The Champs-Elysées, also named "La plus belle avenue du monde" in French (the most beautiful avenue in the world). The Champs Elysées (Elysian fields) were originally nothing but fields, until Marie de Medicis decided in 1616 to put up a long tree-lined pathway. In 1667, the Tuileries was extended and the Champs-Elysees became a very fashionable place to walk. In 1724, the avenue was extended up to Chaillot hill, now the site of the Arc de Triomphe and the Etoile In 1828 they added footpaths and the fountains. Today, the Champs Elysées is one of the most famous streets in the world, with its cinemas, cafés, and luxury specialty shops. At the very heart of Paris, it is one of the most symbolic places in the city.
The New Year's eve gathering, the 14th of July military parade as well as the arrival of the Tour de France cycling race are some of the regular events along "Les Champs".
This theater is not on the Avenue des Champs-Élysées, but is several blocks from there near the Place de l'Alma on the right bank of the Seine. This is a very swanky district of Paris, in fact the whole neighborhood reeks of money.
Of all the opera venues I went to this was the one with the highest percentage of men wearing suits and ties, maybe 35 or 40 percent. These looked to be high-powered business types who had come directly from their air-conditioned offices in their air-conditioned chauffer-driven automobiles. But the theater itself was not adequately air-conditioned, so it was amusing to watch some of these chaps (not all) finally give in and start taking off their jackets and loosening their ties.
The theater is unusual in that it is barely a century old, having been built in 1913. It is said to be one of the few major examples of Art Nouveau in Paris. The stage is small and has little in the way of fancy machinery, so to change sets that have to lower the curtain and play a scene or two in front of it while armies (evidently) of stage hands change everything around by muscle-power, not without all the old-timey thumping and thudding sounds that you don't hear any longer in modernized theaters where everything is done by hydraulics or electricity.
Second photo: Looking up at the façade.
Third photo: Looking southwest along the Avenue Montaigne past the entrance to the theater.
Fourth photo: Stage entrance.
Fifth photo: Opps, there's only one man wearing a suit and tie in this photo. So you'll have to take my word for it that there were more inside.
The Champs Elysées are worldwide known. It's THE street you've got to go once in Paris.
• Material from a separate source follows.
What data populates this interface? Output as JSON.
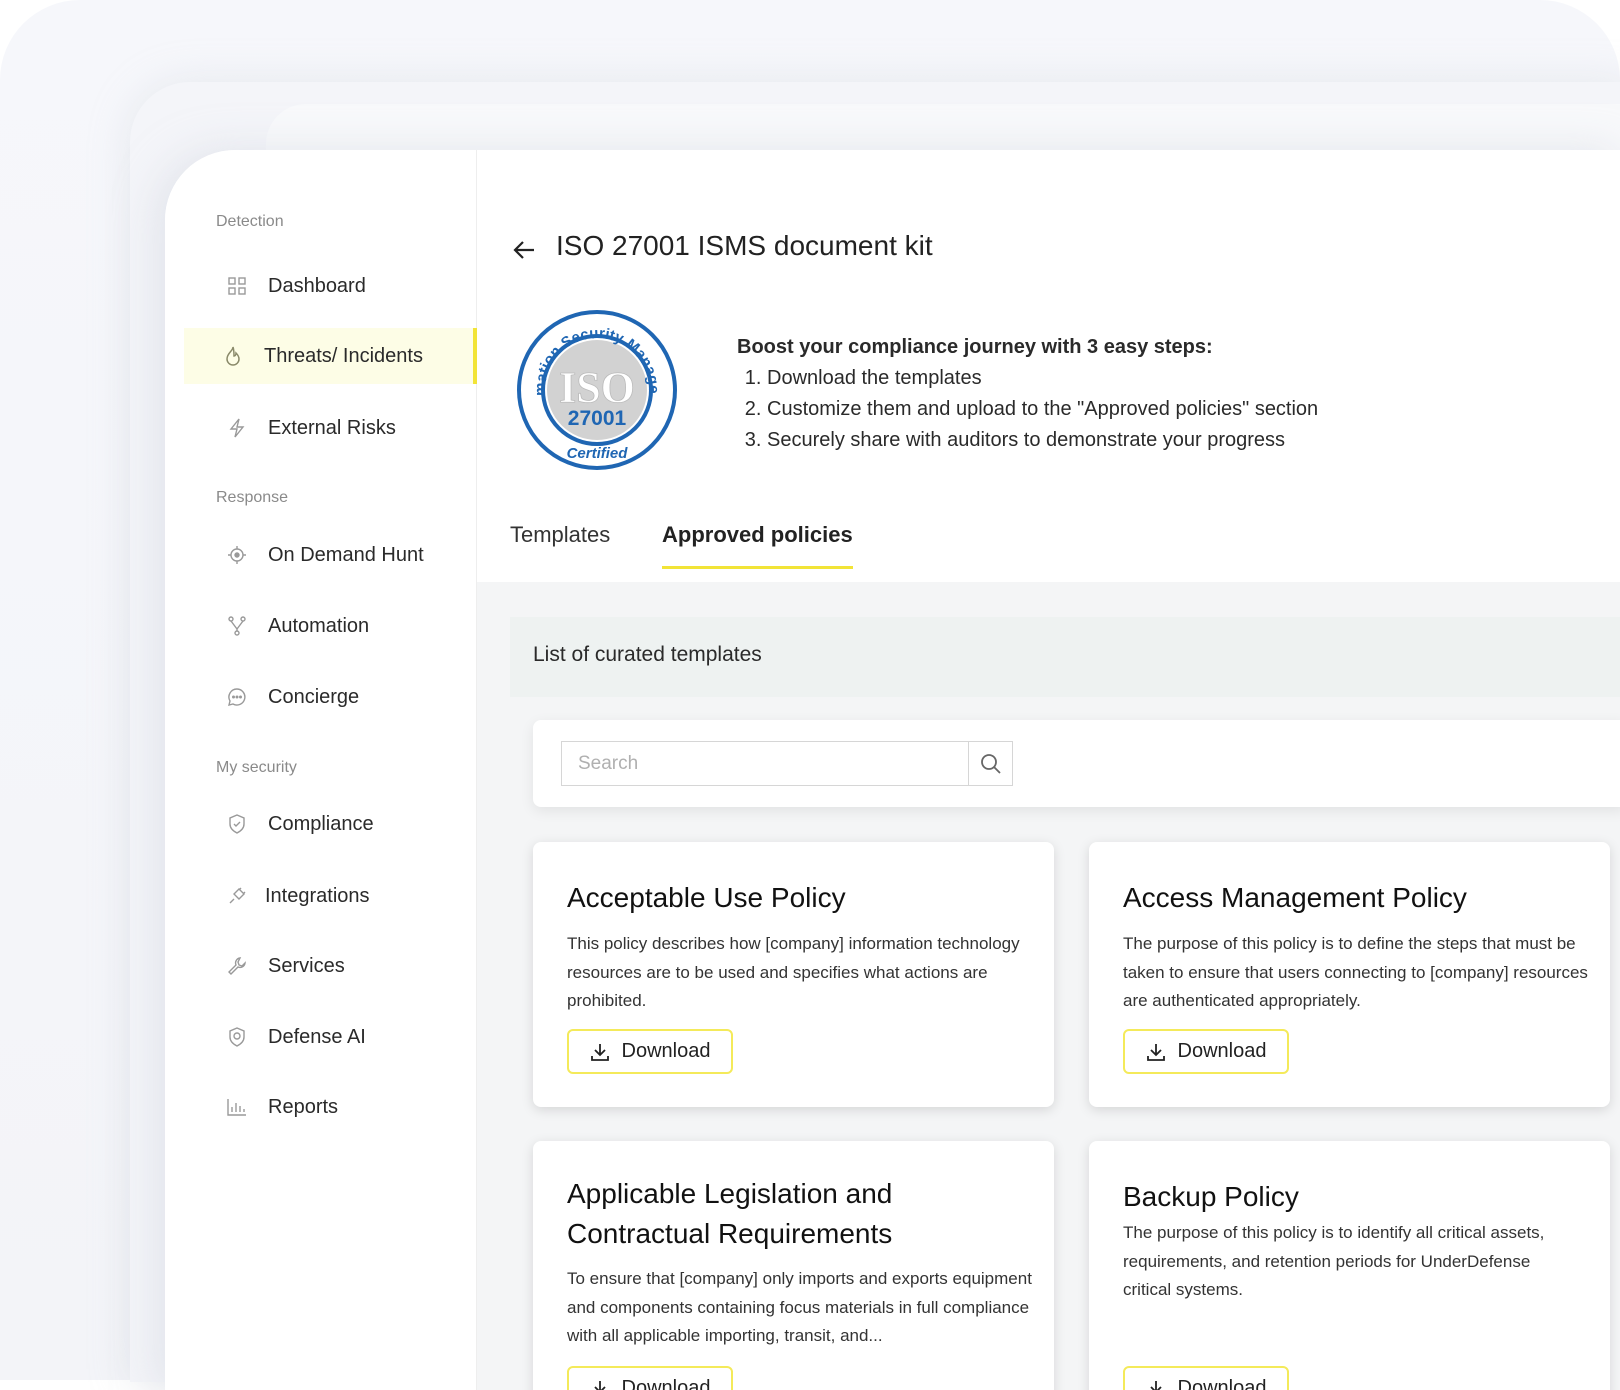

From Place de la Concorde to the Arc de Triomphe, this avenue is Paris's meadow.
It's considered the most beautiful avenue in the world, a mecca for business, luxury goods and nightlife. There are plenty of stores, plenty of people walking, plenty of cars, plenty of everything... Below the "rond point", the avenue becomes a huge garden with theatres, museums and fine restaurants.
I don't know what you can do there (well, you can do a lot of things, from shopping to taking a coffee), but being there is just a must. I do understand why the french celebrate all their major parades in this street, why Hitler passed his nazi guys when he invaded Paris, why the people like to walk through this street. It's just simply Paris. And Paris is, well, PARIS. So be there and enjoy the view.